Romola Davenport's recent article is presented as a significant revision of the interpretation of the reasons for rising and then falling urban mortality in Britain in the nineteenth century put forward by Szreter and Mooney, which emphasized the importance of the politics of public health. Davenport's claims that mortality patterns c. 1830–70 were driven by a synchronized rise and fall of scarlet fever across Europe and North America, as well as in rural locations in Britain, are based on frail and inconclusive forms of evidence.
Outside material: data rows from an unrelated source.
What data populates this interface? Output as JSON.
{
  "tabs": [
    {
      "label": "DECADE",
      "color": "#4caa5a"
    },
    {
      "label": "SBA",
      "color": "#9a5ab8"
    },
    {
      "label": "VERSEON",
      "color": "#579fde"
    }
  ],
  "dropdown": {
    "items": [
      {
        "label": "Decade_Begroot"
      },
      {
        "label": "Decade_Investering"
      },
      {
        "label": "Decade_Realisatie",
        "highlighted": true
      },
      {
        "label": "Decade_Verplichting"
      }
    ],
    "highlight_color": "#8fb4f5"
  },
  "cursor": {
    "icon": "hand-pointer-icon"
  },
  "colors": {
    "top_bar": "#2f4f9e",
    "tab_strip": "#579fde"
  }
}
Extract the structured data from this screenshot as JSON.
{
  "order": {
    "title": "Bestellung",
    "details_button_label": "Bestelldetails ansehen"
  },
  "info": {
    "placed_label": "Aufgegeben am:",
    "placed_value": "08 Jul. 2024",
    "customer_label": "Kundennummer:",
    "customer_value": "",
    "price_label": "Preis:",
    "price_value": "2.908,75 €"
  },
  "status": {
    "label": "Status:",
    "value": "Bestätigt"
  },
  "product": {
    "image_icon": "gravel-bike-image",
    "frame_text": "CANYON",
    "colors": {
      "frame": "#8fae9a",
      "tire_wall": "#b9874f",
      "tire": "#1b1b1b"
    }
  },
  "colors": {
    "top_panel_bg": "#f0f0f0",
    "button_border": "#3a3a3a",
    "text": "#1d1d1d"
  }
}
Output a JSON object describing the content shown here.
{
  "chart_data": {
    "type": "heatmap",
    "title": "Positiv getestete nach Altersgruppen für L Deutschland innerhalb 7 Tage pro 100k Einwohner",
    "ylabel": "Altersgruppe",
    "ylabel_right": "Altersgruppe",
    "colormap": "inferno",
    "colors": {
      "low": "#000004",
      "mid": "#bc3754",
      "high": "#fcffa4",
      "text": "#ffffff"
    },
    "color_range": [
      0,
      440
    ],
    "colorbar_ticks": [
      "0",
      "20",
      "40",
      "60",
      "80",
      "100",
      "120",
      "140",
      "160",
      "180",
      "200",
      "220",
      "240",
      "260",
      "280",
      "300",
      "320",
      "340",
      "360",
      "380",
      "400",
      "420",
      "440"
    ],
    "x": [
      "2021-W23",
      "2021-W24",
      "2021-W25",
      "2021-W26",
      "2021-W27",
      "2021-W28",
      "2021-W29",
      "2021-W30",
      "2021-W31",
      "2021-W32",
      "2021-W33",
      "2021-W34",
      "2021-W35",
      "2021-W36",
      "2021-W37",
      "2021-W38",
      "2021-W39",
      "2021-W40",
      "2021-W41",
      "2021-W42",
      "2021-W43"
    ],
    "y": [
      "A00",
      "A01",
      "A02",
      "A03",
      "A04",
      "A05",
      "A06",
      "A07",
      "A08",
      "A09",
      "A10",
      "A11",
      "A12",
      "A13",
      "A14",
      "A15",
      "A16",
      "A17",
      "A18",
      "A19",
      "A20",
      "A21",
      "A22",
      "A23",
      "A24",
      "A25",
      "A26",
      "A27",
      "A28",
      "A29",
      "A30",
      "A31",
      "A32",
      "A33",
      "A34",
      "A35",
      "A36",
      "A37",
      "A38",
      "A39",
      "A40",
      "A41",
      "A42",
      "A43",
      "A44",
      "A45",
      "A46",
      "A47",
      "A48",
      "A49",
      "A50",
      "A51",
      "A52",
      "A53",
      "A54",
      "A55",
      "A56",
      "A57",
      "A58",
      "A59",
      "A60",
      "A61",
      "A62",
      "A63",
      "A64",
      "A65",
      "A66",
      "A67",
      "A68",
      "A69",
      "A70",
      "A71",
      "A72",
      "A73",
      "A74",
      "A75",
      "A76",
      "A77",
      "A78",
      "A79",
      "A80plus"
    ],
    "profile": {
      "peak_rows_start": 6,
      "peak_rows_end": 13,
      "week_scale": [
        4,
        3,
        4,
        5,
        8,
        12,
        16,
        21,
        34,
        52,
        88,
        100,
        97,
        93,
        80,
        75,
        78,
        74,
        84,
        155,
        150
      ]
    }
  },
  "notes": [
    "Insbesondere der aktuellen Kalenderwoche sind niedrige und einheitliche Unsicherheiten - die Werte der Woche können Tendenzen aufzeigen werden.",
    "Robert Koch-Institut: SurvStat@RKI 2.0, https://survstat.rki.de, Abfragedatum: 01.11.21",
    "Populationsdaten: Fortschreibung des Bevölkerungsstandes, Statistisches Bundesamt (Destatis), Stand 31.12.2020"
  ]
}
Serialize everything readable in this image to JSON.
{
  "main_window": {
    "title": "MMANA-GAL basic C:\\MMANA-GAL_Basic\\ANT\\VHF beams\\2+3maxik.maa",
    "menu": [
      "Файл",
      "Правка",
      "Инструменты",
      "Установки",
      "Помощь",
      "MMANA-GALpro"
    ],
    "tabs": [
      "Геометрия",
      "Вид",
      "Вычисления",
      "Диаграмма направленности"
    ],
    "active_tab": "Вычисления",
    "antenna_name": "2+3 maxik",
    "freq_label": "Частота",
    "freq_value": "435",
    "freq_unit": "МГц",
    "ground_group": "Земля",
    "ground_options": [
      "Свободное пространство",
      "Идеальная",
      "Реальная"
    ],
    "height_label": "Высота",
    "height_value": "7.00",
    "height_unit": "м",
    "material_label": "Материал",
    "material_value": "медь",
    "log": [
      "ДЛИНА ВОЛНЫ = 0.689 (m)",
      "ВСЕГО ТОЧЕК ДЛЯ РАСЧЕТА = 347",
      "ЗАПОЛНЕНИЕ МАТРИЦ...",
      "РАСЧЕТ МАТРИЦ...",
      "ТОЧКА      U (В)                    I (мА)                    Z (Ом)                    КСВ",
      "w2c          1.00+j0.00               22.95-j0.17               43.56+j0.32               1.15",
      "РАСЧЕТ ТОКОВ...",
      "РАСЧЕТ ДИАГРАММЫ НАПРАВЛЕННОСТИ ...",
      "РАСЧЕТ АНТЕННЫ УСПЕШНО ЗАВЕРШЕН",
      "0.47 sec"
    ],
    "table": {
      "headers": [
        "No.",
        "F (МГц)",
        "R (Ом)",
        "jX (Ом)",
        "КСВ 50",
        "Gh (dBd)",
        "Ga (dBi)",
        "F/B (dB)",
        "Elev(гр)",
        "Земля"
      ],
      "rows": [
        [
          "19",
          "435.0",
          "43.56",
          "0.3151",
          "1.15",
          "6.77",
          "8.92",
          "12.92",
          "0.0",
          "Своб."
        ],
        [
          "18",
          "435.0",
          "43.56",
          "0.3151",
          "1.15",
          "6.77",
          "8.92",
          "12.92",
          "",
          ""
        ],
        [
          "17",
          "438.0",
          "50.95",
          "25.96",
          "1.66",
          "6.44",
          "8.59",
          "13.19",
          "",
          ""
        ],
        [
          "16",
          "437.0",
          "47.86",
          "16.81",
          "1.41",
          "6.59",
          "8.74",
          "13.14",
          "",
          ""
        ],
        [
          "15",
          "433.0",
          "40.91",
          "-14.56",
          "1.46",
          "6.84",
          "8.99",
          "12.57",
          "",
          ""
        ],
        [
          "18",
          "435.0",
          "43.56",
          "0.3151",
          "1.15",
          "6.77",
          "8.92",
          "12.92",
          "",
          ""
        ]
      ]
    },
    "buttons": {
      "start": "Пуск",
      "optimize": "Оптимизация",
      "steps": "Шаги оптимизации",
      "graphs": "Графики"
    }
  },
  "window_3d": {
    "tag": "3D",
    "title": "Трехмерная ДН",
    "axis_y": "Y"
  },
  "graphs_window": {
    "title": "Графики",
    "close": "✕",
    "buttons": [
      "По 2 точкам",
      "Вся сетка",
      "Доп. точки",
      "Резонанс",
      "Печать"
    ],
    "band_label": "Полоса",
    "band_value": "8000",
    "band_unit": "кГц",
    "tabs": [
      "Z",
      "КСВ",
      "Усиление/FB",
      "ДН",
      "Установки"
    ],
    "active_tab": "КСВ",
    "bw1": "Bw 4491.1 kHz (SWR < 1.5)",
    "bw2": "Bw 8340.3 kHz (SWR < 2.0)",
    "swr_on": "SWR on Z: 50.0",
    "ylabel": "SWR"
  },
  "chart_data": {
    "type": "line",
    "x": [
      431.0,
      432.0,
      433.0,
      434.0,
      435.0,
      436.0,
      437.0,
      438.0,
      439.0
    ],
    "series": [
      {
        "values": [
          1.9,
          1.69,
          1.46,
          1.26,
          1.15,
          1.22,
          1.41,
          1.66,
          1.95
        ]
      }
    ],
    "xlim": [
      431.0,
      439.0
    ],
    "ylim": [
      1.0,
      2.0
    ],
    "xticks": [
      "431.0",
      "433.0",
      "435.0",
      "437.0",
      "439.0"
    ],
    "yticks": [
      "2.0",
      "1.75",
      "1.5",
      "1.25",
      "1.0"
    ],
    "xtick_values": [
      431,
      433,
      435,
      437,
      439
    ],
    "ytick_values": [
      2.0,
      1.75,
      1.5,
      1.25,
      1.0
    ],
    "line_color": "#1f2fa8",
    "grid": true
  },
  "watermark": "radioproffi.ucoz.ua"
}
The epidemiological evidence presented by Davenport in fact indicates a chronologically lagging—not leading—role for scarlet fever in contributing to the rise in urban death rates before 1850 and the subsequent fall in urban mortality after c. 1870 in Britain.
ASJC Scopus subject areas
- Economics and Econometrics